Monday, November 24, 2008
Werewolves of Reuse
I hate Kid Rock. I really hate Kid Rock. I thought that long-haired, hoarse-voiced rocker/rapper from Detroit saw his career go down in flames years ago. However, a few months ago, I turn on the radio and on comes a song that I believe to be the classic "Werewolves of London" by Warren Zevon. I'm ready to enjoy the song, and then Kid Rock's voice comes in out of nowhere for his song "All Summer Long." It's as if he grabbed a microphone at a karaoke bar and just started making up his own lyrics and melody.
I am in no way, shape, or form impressed by musicians and rappers that "borrow" old hits and exploit them to fill their own pockets. I don't care how much permission he might have obtained, I see Kid Rock's "All Summer Long" as a blatant ripoff that diminishes the integrity of the original song.
Borrowing and reuse, however, can have a very positive effect on software development. Plenty of companies offer development products that let teams reuse an environment for large scale projects, and this is increasingly true with more software-as-a-service and on-demand products. Mashups also embrace reuse, as companies like Serena and Kapow offer customized, already-created mashups that users can tinker with and add to. With an ever-growing focus on open source, developers frequently access existing source code written by the largest corporations and some of the most brilliant minds in the industry, and then experiment with it.

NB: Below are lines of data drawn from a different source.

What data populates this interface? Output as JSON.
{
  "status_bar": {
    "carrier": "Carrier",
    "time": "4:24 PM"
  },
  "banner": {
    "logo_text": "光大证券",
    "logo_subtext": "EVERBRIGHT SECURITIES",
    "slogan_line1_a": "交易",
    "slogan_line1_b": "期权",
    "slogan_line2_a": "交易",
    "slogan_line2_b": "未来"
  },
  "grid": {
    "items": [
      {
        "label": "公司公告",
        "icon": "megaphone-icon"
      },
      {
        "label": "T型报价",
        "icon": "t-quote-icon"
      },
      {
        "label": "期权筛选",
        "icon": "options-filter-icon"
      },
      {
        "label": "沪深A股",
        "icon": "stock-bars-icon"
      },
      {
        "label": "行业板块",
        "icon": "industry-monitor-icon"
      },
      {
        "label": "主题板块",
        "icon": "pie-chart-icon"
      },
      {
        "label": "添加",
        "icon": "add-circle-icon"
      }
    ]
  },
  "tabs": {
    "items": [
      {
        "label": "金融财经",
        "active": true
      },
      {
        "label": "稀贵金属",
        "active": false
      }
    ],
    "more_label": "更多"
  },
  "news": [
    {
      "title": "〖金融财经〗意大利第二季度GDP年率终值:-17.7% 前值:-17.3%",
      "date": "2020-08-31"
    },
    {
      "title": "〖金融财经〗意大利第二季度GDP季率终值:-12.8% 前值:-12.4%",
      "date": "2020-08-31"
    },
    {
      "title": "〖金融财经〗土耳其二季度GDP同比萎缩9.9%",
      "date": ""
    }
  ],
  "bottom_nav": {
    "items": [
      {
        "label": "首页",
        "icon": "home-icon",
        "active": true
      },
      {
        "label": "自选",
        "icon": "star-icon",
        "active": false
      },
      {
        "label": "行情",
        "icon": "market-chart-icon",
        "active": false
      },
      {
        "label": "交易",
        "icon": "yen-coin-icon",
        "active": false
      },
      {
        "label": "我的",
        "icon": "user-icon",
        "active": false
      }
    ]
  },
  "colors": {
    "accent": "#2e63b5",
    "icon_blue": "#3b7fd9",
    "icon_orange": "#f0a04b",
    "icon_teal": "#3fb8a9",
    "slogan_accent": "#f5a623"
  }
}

So while reuse and borrowing doesn't do the trick for me in music, software developers, keep rocking with that existing code.